Obama also issued a direct threat to Netanyahu, saying that diplomatic support by the US to Israel in the UN, international forums and in the face of European initiatives against Israel will cease. Israel will soon find a big change, especially in voting, in international organisations, he added. “Israel will soon find itself in even more isolation.”
Israeli writer Nadav Eyal said that Netanyahu has gone far in antagonising Obama, not only by hosting Romney but also by having his close friend, Jewish billionaire Sheldon Adelson, donate $100 million to Romney’s election campaign. “Obama’s intention to leak his criticism of Netanyahu was not to influence the Likud’s chances of winning,” argued Eyal, “but because he wants to modify the considerations that govern US politicians’ efforts to gain the trust of the US public on the eve of congressional and presidential elections.”
He continued that in his second term, Obama wants to demonstrate to US politicians that they can strongly criticise Israeli decision makers without fearing losing the elections. Eyal warned of the backlash of losing Obama’s support, because “he is the president of the country that gives us considerable and critical financial and political support; a country does not hesitate to use its veto power to block any draft resolution that affects Israel in the Security Council.”
In Israel, they believe Obama would not have dared to leak his criticism of Netanyahu if he did not have a strong sense there is debate in the US about whether Israel is an asset or burden for the US. Israeli elites are listening to the ongoing debate in the US about Israel’s contribution to protecting US interests. More people are saying that Israel is a burden and some in Israel are warning against relying too much on Israel supporters in the US. In fact, some believe that blind support of Israel by Jewish groups and many in both the Democrat and Republican parties often harms Israel.
Oren states that US politicians who encouraged Israel to reject political settlement plans in the early 1970s caused former Egyptian President Anwar El-Sadat to launch the 1973 war, which killed 3,000 Israeli soldiers. He added that if at the time Washington had pressured the government of Golda Meir to accept settlement, this large number of Israeli soldiers would not have been killed in the war.
But there is another reason why Israelis should be worried about future relations with the US, namely that Obama recently announced that within years the US will be exporting oil and gas and no longer rely on Middle East oil. The key concern is that Israel always presents itself as “a steadfast vessel” to serve US interests in the region, as former Israeli Prime Minister Ariel Sharon once said. Thus, if the US dispenses with oil from the region it would decrease strategic interest in Israel and grounds for continued US support to Israel.
A long report by Netta Ahituv in Haaretz newspaper drew a bleak picture of relations with the US in the future, with the prediction that China will replace the US in the region with all the implications and repercussions that would entail.
Many in Israel believe the US will stop participating in battles that Israel should be fighting alone, such as confronting Islamist-leaning Arab regimes that reached power after the Arab Spring, and extremist Islamist groups.
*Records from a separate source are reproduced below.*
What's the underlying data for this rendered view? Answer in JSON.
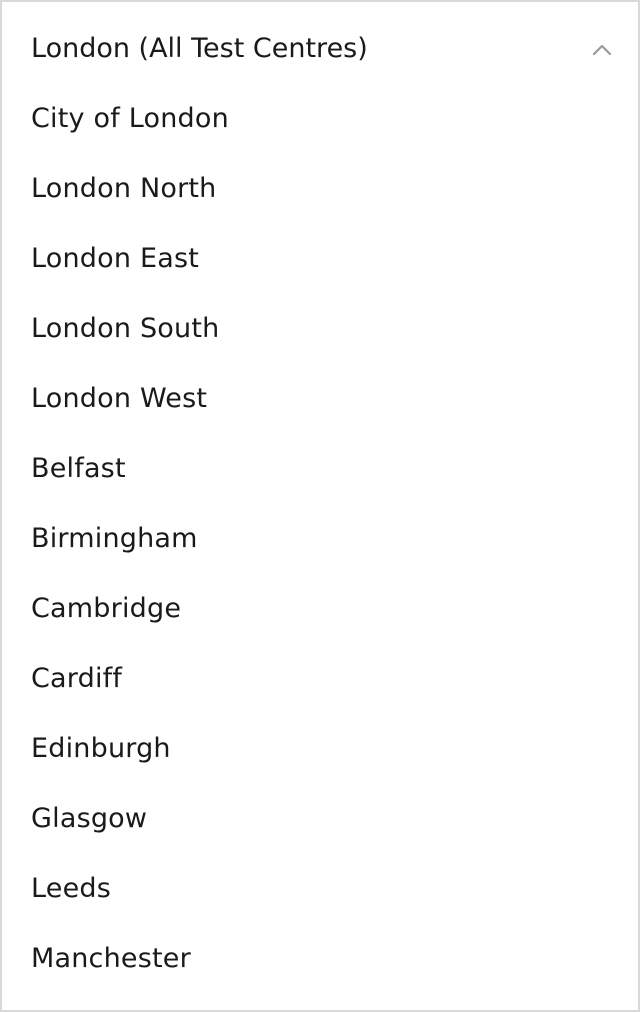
{
  "dropdown": {
    "selected_label": "London (All Test Centres)",
    "toggle_icon": "chevron-up-icon",
    "options": [
      "City of London",
      "London North",
      "London East",
      "London South",
      "London West",
      "Belfast",
      "Birmingham",
      "Cambridge",
      "Cardiff",
      "Edinburgh",
      "Glasgow",
      "Leeds",
      "Manchester"
    ]
  },
  "colors": {
    "border": "#d9d9d9",
    "text": "#1a1a1a",
    "icon": "#9a9a9a",
    "background": "#ffffff"
  }
}
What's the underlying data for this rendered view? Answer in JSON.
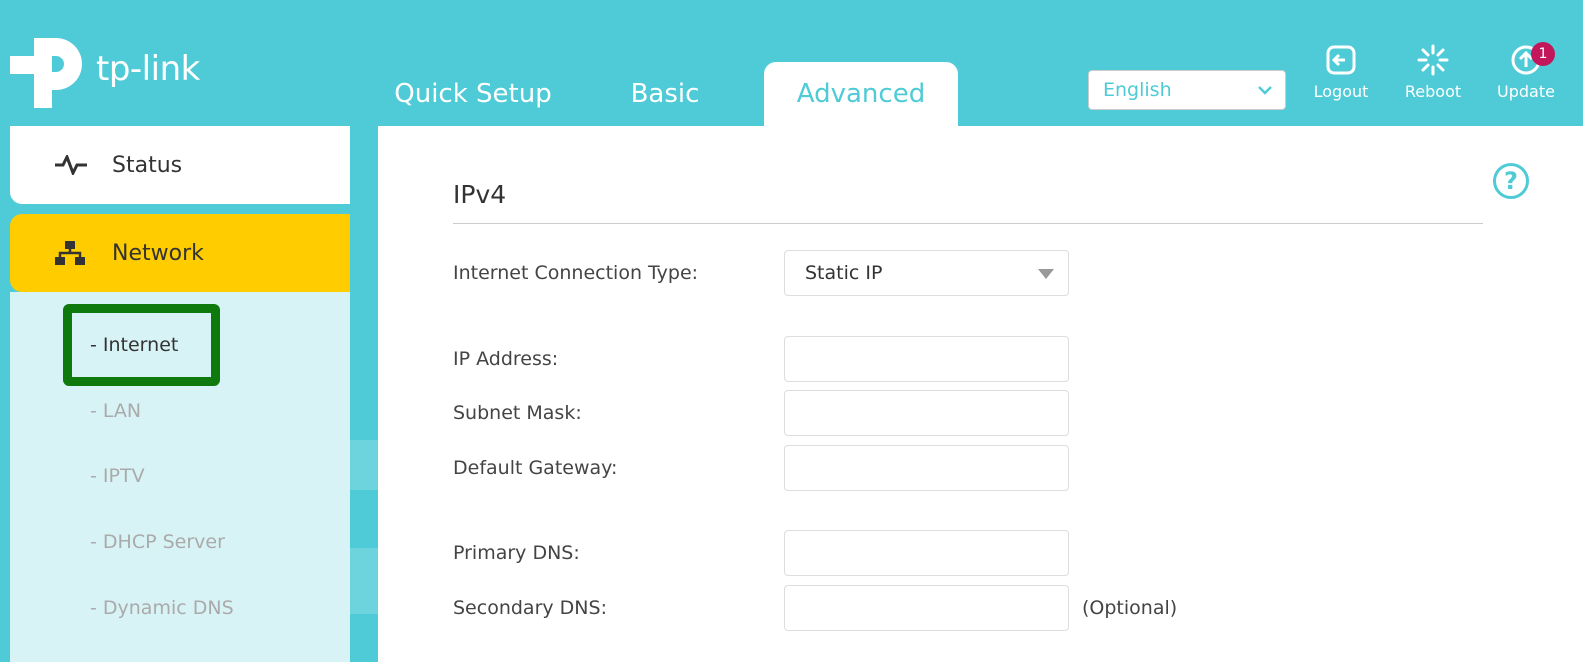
{
  "brand": {
    "logo_text": "tp-link"
  },
  "tabs": [
    {
      "label": "Quick Setup",
      "active": false
    },
    {
      "label": "Basic",
      "active": false
    },
    {
      "label": "Advanced",
      "active": true
    }
  ],
  "header": {
    "language": "English",
    "logout_label": "Logout",
    "reboot_label": "Reboot",
    "update_label": "Update",
    "update_badge": "1"
  },
  "sidebar": {
    "status_label": "Status",
    "network_label": "Network",
    "sub_items": [
      {
        "label": "- Internet",
        "active": true
      },
      {
        "label": "- LAN",
        "active": false
      },
      {
        "label": "- IPTV",
        "active": false
      },
      {
        "label": "- DHCP Server",
        "active": false
      },
      {
        "label": "- Dynamic DNS",
        "active": false
      }
    ]
  },
  "main": {
    "section_title": "IPv4",
    "help_icon": "?",
    "connection_type_label": "Internet Connection Type:",
    "connection_type_value": "Static IP",
    "fields": [
      {
        "label": "IP Address:",
        "value": ""
      },
      {
        "label": "Subnet Mask:",
        "value": ""
      },
      {
        "label": "Default Gateway:",
        "value": ""
      },
      {
        "label": "Primary DNS:",
        "value": ""
      },
      {
        "label": "Secondary DNS:",
        "value": ""
      }
    ],
    "optional_note": "(Optional)"
  },
  "colors": {
    "accent": "#4ecbd6",
    "network_highlight": "#ffcc00",
    "selection_box": "#0e7a0e",
    "badge": "#c2185b"
  }
}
At the same time, the US will not be eager to pressure Turkey to once again normalise relations with Israel.
In short, Israeli politicians are not only worried that the majority of Americans are realising Israel is a burden to the US, but also that the US administration will act on this realisation